### [Your objective]
The answer must be an exact copy of every entry, with no pictures in it.

(Component data from apps and pages)
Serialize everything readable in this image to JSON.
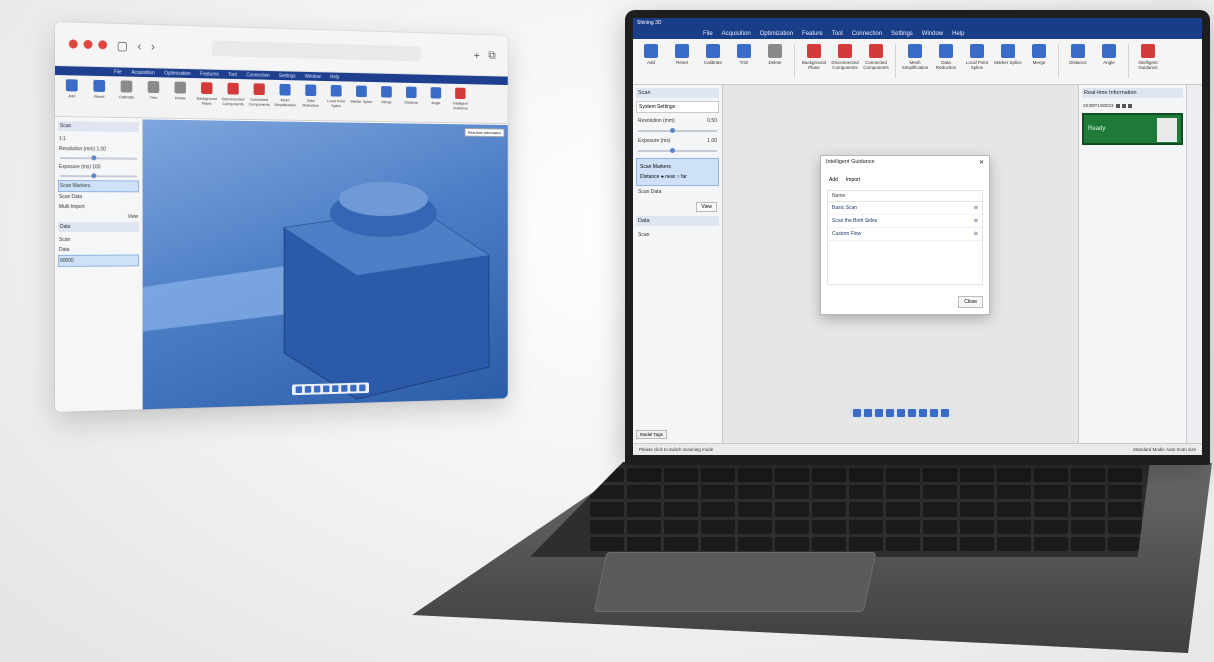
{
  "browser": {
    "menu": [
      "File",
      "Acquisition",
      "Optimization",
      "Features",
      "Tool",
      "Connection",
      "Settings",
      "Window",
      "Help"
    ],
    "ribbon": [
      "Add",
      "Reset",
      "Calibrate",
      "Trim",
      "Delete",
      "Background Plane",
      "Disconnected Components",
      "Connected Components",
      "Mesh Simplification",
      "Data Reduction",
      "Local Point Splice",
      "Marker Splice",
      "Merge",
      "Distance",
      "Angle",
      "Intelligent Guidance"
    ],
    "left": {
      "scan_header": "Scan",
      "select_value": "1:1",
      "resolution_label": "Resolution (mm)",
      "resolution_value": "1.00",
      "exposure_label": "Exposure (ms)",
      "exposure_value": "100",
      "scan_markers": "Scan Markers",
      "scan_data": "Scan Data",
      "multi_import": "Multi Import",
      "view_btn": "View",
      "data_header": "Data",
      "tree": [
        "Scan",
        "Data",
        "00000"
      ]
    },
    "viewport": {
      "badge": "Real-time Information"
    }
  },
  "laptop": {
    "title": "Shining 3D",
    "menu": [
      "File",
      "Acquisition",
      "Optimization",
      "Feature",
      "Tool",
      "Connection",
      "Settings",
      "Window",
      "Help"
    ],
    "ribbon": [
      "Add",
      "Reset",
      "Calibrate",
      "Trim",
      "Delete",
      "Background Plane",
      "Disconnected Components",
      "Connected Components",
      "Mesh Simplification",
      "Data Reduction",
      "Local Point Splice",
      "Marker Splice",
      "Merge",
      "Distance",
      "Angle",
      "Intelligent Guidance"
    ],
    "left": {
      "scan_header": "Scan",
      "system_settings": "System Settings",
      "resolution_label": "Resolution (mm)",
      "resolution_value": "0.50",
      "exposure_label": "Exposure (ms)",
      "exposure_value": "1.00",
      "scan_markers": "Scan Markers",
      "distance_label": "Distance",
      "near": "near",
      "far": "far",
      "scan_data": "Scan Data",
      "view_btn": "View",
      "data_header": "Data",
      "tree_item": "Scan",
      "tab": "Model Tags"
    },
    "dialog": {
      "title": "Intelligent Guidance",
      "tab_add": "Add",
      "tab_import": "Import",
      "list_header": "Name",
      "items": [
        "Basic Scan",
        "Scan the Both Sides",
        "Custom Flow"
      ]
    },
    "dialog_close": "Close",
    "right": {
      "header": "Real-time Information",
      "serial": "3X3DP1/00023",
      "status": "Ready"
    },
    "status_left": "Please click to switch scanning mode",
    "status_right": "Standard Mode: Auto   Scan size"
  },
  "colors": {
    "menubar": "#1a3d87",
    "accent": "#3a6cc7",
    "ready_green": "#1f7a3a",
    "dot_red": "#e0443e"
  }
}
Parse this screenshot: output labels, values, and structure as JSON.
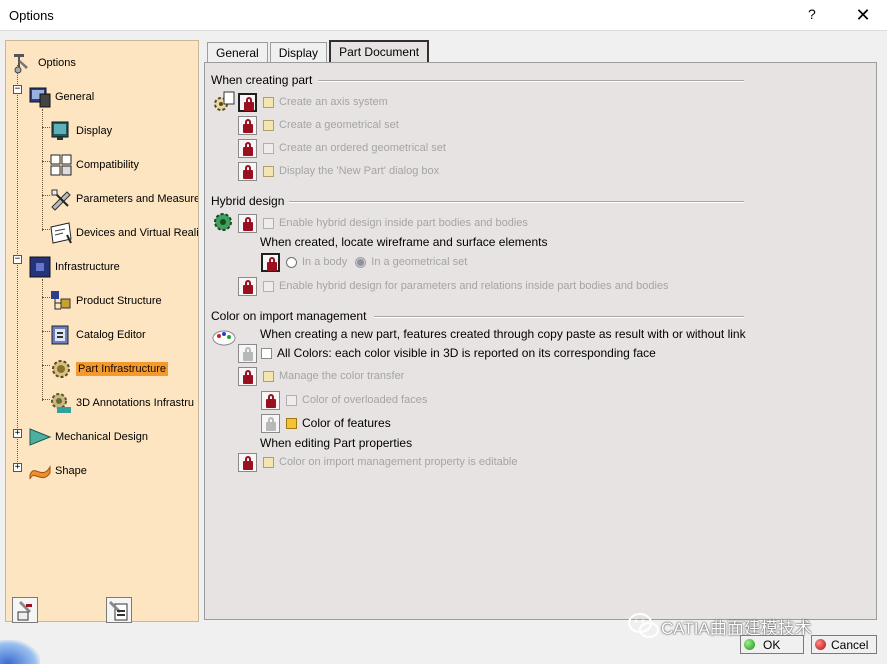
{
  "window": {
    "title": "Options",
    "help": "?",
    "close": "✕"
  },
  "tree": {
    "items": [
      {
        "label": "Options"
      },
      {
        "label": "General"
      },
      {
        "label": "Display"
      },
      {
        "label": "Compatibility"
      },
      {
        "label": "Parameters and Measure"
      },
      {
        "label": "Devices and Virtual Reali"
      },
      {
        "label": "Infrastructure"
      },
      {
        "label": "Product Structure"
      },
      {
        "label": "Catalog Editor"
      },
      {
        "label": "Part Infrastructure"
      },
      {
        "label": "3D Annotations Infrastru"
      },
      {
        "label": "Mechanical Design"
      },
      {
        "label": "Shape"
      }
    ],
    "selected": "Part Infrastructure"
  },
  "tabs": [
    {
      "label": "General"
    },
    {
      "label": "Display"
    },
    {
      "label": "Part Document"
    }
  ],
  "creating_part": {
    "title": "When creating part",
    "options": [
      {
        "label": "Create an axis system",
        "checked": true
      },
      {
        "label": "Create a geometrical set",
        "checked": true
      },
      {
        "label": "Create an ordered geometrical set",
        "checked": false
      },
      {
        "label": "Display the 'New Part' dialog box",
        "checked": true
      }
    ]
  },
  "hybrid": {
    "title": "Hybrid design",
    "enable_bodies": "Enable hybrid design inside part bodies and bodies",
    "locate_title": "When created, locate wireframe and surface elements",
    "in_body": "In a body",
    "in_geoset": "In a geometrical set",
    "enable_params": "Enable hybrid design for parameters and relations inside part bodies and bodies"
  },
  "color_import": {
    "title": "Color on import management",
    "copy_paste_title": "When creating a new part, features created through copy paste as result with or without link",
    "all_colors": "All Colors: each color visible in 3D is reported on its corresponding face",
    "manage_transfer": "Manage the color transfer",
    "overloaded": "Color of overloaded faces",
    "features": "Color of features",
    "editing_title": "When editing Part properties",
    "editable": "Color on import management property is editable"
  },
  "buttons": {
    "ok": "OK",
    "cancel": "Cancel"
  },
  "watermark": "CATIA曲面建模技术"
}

### [Answer section]
Serialize everything readable in this image to JSON.
{
  "browser": {
    "menu": [
      "File",
      "Acquisition",
      "Optimization",
      "Features",
      "Tool",
      "Connection",
      "Settings",
      "Window",
      "Help"
    ],
    "ribbon": [
      "Add",
      "Reset",
      "Calibrate",
      "Trim",
      "Delete",
      "Background Plane",
      "Disconnected Components",
      "Connected Components",
      "Mesh Simplification",
      "Data Reduction",
      "Local Point Splice",
      "Marker Splice",
      "Merge",
      "Distance",
      "Angle",
      "Intelligent Guidance"
    ],
    "left": {
      "scan_header": "Scan",
      "select_value": "1:1",
      "resolution_label": "Resolution (mm)",
      "resolution_value": "1.00",
      "exposure_label": "Exposure (ms)",
      "exposure_value": "100",
      "scan_markers": "Scan Markers",
      "scan_data": "Scan Data",
      "multi_import": "Multi Import",
      "view_btn": "View",
      "data_header": "Data",
      "tree": [
        "Scan",
        "Data",
        "00000"
      ]
    },
    "viewport": {
      "badge": "Real-time Information"
    }
  },
  "laptop": {
    "title": "Shining 3D",
    "menu": [
      "File",
      "Acquisition",
      "Optimization",
      "Feature",
      "Tool",
      "Connection",
      "Settings",
      "Window",
      "Help"
    ],
    "ribbon": [
      "Add",
      "Reset",
      "Calibrate",
      "Trim",
      "Delete",
      "Background Plane",
      "Disconnected Components",
      "Connected Components",
      "Mesh Simplification",
      "Data Reduction",
      "Local Point Splice",
      "Marker Splice",
      "Merge",
      "Distance",
      "Angle",
      "Intelligent Guidance"
    ],
    "left": {
      "scan_header": "Scan",
      "system_settings": "System Settings",
      "resolution_label": "Resolution (mm)",
      "resolution_value": "0.50",
      "exposure_label": "Exposure (ms)",
      "exposure_value": "1.00",
      "scan_markers": "Scan Markers",
      "distance_label": "Distance",
      "near": "near",
      "far": "far",
      "scan_data": "Scan Data",
      "view_btn": "View",
      "data_header": "Data",
      "tree_item": "Scan",
      "tab": "Model Tags"
    },
    "dialog": {
      "title": "Intelligent Guidance",
      "tab_add": "Add",
      "tab_import": "Import",
      "list_header": "Name",
      "items": [
        "Basic Scan",
        "Scan the Both Sides",
        "Custom Flow"
      ]
    },
    "dialog_close": "Close",
    "right": {
      "header": "Real-time Information",
      "serial": "3X3DP1/00023",
      "status": "Ready"
    },
    "status_left": "Please click to switch scanning mode",
    "status_right": "Standard Mode: Auto   Scan size"
  },
  "colors": {
    "menubar": "#1a3d87",
    "accent": "#3a6cc7",
    "ready_green": "#1f7a3a",
    "dot_red": "#e0443e"
  }
}
Parse this screenshot: output labels, values, and structure as JSON.
{
  "window": {
    "title": "Options",
    "help": "?",
    "close": "✕"
  },
  "tree": {
    "items": [
      {
        "label": "Options"
      },
      {
        "label": "General"
      },
      {
        "label": "Display"
      },
      {
        "label": "Compatibility"
      },
      {
        "label": "Parameters and Measure"
      },
      {
        "label": "Devices and Virtual Reali"
      },
      {
        "label": "Infrastructure"
      },
      {
        "label": "Product Structure"
      },
      {
        "label": "Catalog Editor"
      },
      {
        "label": "Part Infrastructure"
      },
      {
        "label": "3D Annotations Infrastru"
      },
      {
        "label": "Mechanical Design"
      },
      {
        "label": "Shape"
      }
    ],
    "selected": "Part Infrastructure"
  },
  "tabs": [
    {
      "label": "General"
    },
    {
      "label": "Display"
    },
    {
      "label": "Part Document"
    }
  ],
  "creating_part": {
    "title": "When creating part",
    "options": [
      {
        "label": "Create an axis system",
        "checked": true
      },
      {
        "label": "Create a geometrical set",
        "checked": true
      },
      {
        "label": "Create an ordered geometrical set",
        "checked": false
      },
      {
        "label": "Display the 'New Part' dialog box",
        "checked": true
      }
    ]
  },
  "hybrid": {
    "title": "Hybrid design",
    "enable_bodies": "Enable hybrid design inside part bodies and bodies",
    "locate_title": "When created, locate wireframe and surface elements",
    "in_body": "In a body",
    "in_geoset": "In a geometrical set",
    "enable_params": "Enable hybrid design for parameters and relations inside part bodies and bodies"
  },
  "color_import": {
    "title": "Color on import management",
    "copy_paste_title": "When creating a new part, features created through copy paste as result with or without link",
    "all_colors": "All Colors: each color visible in 3D is reported on its corresponding face",
    "manage_transfer": "Manage the color transfer",
    "overloaded": "Color of overloaded faces",
    "features": "Color of features",
    "editing_title": "When editing Part properties",
    "editable": "Color on import management property is editable"
  },
  "buttons": {
    "ok": "OK",
    "cancel": "Cancel"
  },
  "watermark": "CATIA曲面建模技术"
}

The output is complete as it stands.